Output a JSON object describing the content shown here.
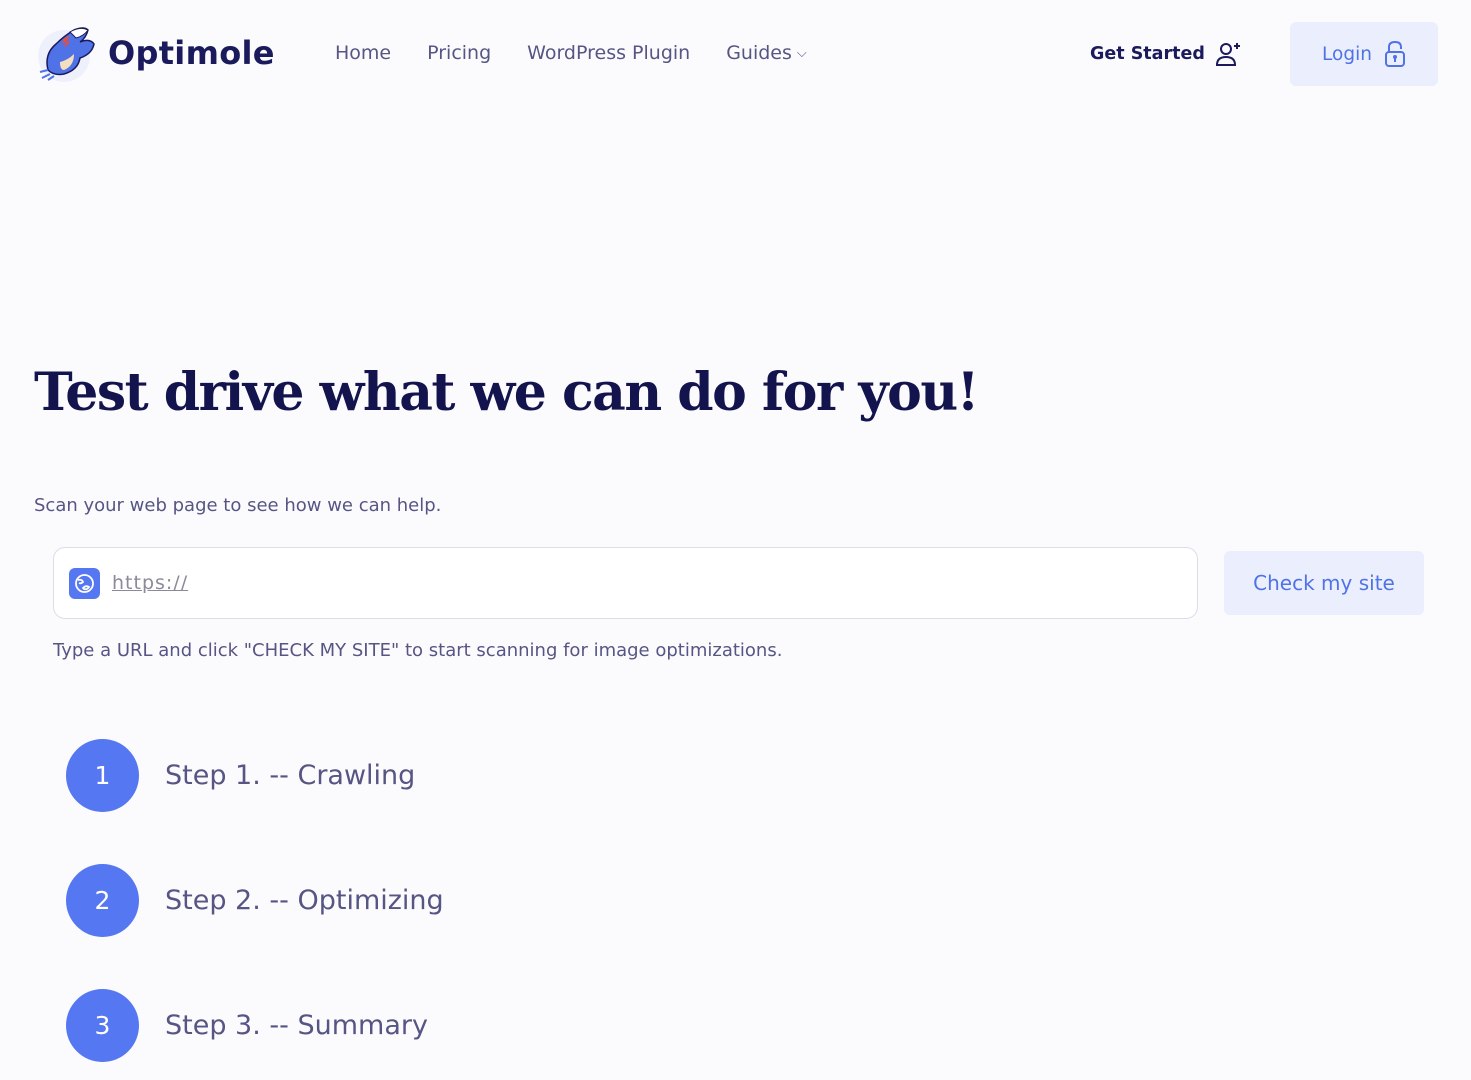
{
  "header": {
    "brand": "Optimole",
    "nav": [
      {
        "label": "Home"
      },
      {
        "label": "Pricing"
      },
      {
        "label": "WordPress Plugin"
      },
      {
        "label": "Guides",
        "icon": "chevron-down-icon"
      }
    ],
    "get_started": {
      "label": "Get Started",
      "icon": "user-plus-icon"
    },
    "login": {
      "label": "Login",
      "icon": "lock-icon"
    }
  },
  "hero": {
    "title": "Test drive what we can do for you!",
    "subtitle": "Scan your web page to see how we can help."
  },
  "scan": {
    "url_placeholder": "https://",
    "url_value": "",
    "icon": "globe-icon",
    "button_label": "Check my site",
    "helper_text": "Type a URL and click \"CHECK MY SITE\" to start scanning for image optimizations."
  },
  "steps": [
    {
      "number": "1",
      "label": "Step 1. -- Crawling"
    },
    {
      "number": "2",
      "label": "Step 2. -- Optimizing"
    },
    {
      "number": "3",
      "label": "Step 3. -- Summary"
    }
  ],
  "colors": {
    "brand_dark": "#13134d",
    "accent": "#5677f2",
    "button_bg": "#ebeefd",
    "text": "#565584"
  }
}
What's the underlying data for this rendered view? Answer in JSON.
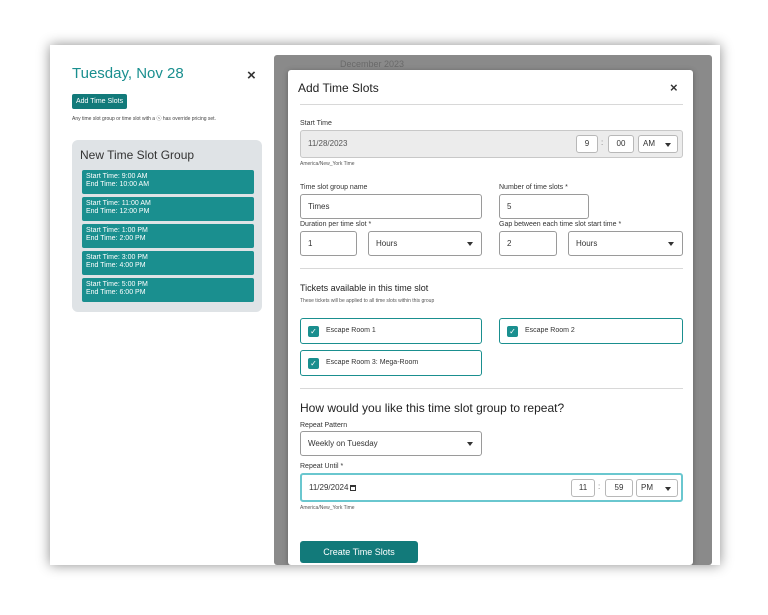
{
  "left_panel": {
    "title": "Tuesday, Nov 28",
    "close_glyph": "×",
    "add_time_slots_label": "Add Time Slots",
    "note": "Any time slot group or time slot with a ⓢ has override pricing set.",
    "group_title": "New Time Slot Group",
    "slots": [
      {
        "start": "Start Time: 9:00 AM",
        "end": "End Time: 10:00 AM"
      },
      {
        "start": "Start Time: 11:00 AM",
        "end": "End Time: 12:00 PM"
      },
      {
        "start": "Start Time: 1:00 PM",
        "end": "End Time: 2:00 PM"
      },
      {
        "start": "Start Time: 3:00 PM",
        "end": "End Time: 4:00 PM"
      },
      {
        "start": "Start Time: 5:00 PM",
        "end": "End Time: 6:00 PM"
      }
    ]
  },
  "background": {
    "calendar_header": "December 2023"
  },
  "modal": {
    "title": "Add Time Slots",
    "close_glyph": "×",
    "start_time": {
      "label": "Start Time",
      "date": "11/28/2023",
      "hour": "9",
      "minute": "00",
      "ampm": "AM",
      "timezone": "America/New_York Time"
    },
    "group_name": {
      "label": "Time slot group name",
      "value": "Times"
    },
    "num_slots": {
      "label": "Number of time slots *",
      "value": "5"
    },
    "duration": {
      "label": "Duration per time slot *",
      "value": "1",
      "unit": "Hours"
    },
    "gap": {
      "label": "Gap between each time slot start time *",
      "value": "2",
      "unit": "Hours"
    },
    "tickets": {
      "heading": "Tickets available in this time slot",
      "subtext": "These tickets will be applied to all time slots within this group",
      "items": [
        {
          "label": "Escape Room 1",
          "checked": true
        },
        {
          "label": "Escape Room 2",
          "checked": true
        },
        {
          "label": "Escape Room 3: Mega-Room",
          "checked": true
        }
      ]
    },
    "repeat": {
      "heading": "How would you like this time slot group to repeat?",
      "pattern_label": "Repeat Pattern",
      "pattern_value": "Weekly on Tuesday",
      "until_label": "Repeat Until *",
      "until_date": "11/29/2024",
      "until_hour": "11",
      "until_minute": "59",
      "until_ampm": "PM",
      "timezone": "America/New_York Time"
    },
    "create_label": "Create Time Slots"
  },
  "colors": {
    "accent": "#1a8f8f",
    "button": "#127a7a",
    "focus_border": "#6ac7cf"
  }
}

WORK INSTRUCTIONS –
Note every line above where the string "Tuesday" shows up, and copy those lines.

WORKED SOLUTION –
    "title": "Tuesday, Nov 28",
      "pattern_value": "Weekly on Tuesday",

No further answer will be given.